(Exercise prompt)
The records that follow must be repeated exactly, line by line.

(Data supplied)
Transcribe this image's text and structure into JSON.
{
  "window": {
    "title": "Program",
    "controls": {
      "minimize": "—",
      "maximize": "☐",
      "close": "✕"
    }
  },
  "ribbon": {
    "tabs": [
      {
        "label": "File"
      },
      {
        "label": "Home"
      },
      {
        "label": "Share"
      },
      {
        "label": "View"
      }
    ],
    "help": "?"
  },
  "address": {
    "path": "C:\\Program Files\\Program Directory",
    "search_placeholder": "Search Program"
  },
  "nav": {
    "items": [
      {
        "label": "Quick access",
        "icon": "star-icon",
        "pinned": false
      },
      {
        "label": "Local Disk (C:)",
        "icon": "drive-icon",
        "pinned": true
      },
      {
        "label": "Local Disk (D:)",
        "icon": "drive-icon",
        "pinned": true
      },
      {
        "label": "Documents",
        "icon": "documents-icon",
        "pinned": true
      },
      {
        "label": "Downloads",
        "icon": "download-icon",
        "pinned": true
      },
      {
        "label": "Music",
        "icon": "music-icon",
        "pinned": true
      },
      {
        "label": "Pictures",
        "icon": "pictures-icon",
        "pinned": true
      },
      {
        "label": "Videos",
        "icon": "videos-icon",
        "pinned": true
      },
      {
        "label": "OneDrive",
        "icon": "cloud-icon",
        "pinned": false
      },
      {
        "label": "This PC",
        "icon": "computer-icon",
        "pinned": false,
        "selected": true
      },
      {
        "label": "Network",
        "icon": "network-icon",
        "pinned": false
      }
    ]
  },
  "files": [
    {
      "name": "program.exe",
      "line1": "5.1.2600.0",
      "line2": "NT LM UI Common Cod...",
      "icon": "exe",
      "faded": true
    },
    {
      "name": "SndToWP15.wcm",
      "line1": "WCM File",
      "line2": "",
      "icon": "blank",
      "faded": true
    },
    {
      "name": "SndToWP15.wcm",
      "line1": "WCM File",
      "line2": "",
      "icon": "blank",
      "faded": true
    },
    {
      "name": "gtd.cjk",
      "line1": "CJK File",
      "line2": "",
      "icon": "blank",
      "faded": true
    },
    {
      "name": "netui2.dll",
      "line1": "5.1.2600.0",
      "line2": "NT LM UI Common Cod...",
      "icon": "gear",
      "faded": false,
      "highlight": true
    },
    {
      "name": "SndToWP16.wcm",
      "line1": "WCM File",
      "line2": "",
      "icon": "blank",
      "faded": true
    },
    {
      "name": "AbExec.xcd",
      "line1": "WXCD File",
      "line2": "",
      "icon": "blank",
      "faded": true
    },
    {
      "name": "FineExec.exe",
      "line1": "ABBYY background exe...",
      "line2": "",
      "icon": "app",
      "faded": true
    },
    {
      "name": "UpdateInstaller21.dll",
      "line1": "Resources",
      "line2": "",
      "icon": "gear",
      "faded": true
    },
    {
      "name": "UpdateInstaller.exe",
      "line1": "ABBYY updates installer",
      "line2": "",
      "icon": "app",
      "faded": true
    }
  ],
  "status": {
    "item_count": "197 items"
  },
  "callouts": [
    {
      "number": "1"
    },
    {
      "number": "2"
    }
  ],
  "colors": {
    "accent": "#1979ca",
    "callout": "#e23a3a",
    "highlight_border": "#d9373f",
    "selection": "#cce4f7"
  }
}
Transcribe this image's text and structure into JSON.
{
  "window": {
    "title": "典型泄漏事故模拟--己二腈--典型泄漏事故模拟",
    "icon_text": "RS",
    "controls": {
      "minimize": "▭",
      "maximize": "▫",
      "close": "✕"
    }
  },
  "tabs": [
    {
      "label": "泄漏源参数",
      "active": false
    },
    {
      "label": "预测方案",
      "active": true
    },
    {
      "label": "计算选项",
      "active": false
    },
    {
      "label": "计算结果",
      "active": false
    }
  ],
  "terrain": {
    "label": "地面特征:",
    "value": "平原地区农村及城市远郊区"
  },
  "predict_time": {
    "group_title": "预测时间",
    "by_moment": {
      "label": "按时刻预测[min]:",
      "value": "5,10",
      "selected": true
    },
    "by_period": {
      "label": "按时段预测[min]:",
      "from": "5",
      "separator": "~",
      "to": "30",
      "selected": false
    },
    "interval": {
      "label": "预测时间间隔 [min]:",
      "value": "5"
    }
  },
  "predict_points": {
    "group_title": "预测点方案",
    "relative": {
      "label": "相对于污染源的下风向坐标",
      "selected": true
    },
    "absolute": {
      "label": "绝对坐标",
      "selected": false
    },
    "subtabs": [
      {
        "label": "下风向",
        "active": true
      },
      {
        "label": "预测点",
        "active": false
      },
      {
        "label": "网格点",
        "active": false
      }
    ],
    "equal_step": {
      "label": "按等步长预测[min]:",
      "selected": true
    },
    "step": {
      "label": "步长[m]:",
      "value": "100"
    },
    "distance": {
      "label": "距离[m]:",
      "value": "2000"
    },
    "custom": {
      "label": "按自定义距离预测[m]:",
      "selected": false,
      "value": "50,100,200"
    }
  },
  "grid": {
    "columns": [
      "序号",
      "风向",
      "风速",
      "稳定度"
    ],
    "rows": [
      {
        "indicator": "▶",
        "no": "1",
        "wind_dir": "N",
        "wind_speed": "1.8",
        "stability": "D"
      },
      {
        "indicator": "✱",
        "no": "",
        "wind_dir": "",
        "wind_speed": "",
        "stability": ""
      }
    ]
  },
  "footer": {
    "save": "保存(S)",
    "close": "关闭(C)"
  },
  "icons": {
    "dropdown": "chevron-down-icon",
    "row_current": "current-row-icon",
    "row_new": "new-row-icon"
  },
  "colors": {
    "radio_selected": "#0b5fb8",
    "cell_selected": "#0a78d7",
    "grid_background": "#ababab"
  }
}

(Reply)
Transcribe this image's text and structure into JSON.
{
  "window": {
    "title": "Program",
    "controls": {
      "minimize": "—",
      "maximize": "☐",
      "close": "✕"
    }
  },
  "ribbon": {
    "tabs": [
      {
        "label": "File"
      },
      {
        "label": "Home"
      },
      {
        "label": "Share"
      },
      {
        "label": "View"
      }
    ],
    "help": "?"
  },
  "address": {
    "path": "C:\\Program Files\\Program Directory",
    "search_placeholder": "Search Program"
  },
  "nav": {
    "items": [
      {
        "label": "Quick access",
        "icon": "star-icon",
        "pinned": false
      },
      {
        "label": "Local Disk (C:)",
        "icon": "drive-icon",
        "pinned": true
      },
      {
        "label": "Local Disk (D:)",
        "icon": "drive-icon",
        "pinned": true
      },
      {
        "label": "Documents",
        "icon": "documents-icon",
        "pinned": true
      },
      {
        "label": "Downloads",
        "icon": "download-icon",
        "pinned": true
      },
      {
        "label": "Music",
        "icon": "music-icon",
        "pinned": true
      },
      {
        "label": "Pictures",
        "icon": "pictures-icon",
        "pinned": true
      },
      {
        "label": "Videos",
        "icon": "videos-icon",
        "pinned": true
      },
      {
        "label": "OneDrive",
        "icon": "cloud-icon",
        "pinned": false
      },
      {
        "label": "This PC",
        "icon": "computer-icon",
        "pinned": false,
        "selected": true
      },
      {
        "label": "Network",
        "icon": "network-icon",
        "pinned": false
      }
    ]
  },
  "files": [
    {
      "name": "program.exe",
      "line1": "5.1.2600.0",
      "line2": "NT LM UI Common Cod...",
      "icon": "exe",
      "faded": true
    },
    {
      "name": "SndToWP15.wcm",
      "line1": "WCM File",
      "line2": "",
      "icon": "blank",
      "faded": true
    },
    {
      "name": "SndToWP15.wcm",
      "line1": "WCM File",
      "line2": "",
      "icon": "blank",
      "faded": true
    },
    {
      "name": "gtd.cjk",
      "line1": "CJK File",
      "line2": "",
      "icon": "blank",
      "faded": true
    },
    {
      "name": "netui2.dll",
      "line1": "5.1.2600.0",
      "line2": "NT LM UI Common Cod...",
      "icon": "gear",
      "faded": false,
      "highlight": true
    },
    {
      "name": "SndToWP16.wcm",
      "line1": "WCM File",
      "line2": "",
      "icon": "blank",
      "faded": true
    },
    {
      "name": "AbExec.xcd",
      "line1": "WXCD File",
      "line2": "",
      "icon": "blank",
      "faded": true
    },
    {
      "name": "FineExec.exe",
      "line1": "ABBYY background exe...",
      "line2": "",
      "icon": "app",
      "faded": true
    },
    {
      "name": "UpdateInstaller21.dll",
      "line1": "Resources",
      "line2": "",
      "icon": "gear",
      "faded": true
    },
    {
      "name": "UpdateInstaller.exe",
      "line1": "ABBYY updates installer",
      "line2": "",
      "icon": "app",
      "faded": true
    }
  ],
  "status": {
    "item_count": "197 items"
  },
  "callouts": [
    {
      "number": "1"
    },
    {
      "number": "2"
    }
  ],
  "colors": {
    "accent": "#1979ca",
    "callout": "#e23a3a",
    "highlight_border": "#d9373f",
    "selection": "#cce4f7"
  }
}
Transcribe this image's text and structure into JSON.
{
  "window": {
    "title": "典型泄漏事故模拟--己二腈--典型泄漏事故模拟",
    "icon_text": "RS",
    "controls": {
      "minimize": "▭",
      "maximize": "▫",
      "close": "✕"
    }
  },
  "tabs": [
    {
      "label": "泄漏源参数",
      "active": false
    },
    {
      "label": "预测方案",
      "active": true
    },
    {
      "label": "计算选项",
      "active": false
    },
    {
      "label": "计算结果",
      "active": false
    }
  ],
  "terrain": {
    "label": "地面特征:",
    "value": "平原地区农村及城市远郊区"
  },
  "predict_time": {
    "group_title": "预测时间",
    "by_moment": {
      "label": "按时刻预测[min]:",
      "value": "5,10",
      "selected": true
    },
    "by_period": {
      "label": "按时段预测[min]:",
      "from": "5",
      "separator": "~",
      "to": "30",
      "selected": false
    },
    "interval": {
      "label": "预测时间间隔 [min]:",
      "value": "5"
    }
  },
  "predict_points": {
    "group_title": "预测点方案",
    "relative": {
      "label": "相对于污染源的下风向坐标",
      "selected": true
    },
    "absolute": {
      "label": "绝对坐标",
      "selected": false
    },
    "subtabs": [
      {
        "label": "下风向",
        "active": true
      },
      {
        "label": "预测点",
        "active": false
      },
      {
        "label": "网格点",
        "active": false
      }
    ],
    "equal_step": {
      "label": "按等步长预测[min]:",
      "selected": true
    },
    "step": {
      "label": "步长[m]:",
      "value": "100"
    },
    "distance": {
      "label": "距离[m]:",
      "value": "2000"
    },
    "custom": {
      "label": "按自定义距离预测[m]:",
      "selected": false,
      "value": "50,100,200"
    }
  },
  "grid": {
    "columns": [
      "序号",
      "风向",
      "风速",
      "稳定度"
    ],
    "rows": [
      {
        "indicator": "▶",
        "no": "1",
        "wind_dir": "N",
        "wind_speed": "1.8",
        "stability": "D"
      },
      {
        "indicator": "✱",
        "no": "",
        "wind_dir": "",
        "wind_speed": "",
        "stability": ""
      }
    ]
  },
  "footer": {
    "save": "保存(S)",
    "close": "关闭(C)"
  },
  "icons": {
    "dropdown": "chevron-down-icon",
    "row_current": "current-row-icon",
    "row_new": "new-row-icon"
  },
  "colors": {
    "radio_selected": "#0b5fb8",
    "cell_selected": "#0a78d7",
    "grid_background": "#ababab"
  }
}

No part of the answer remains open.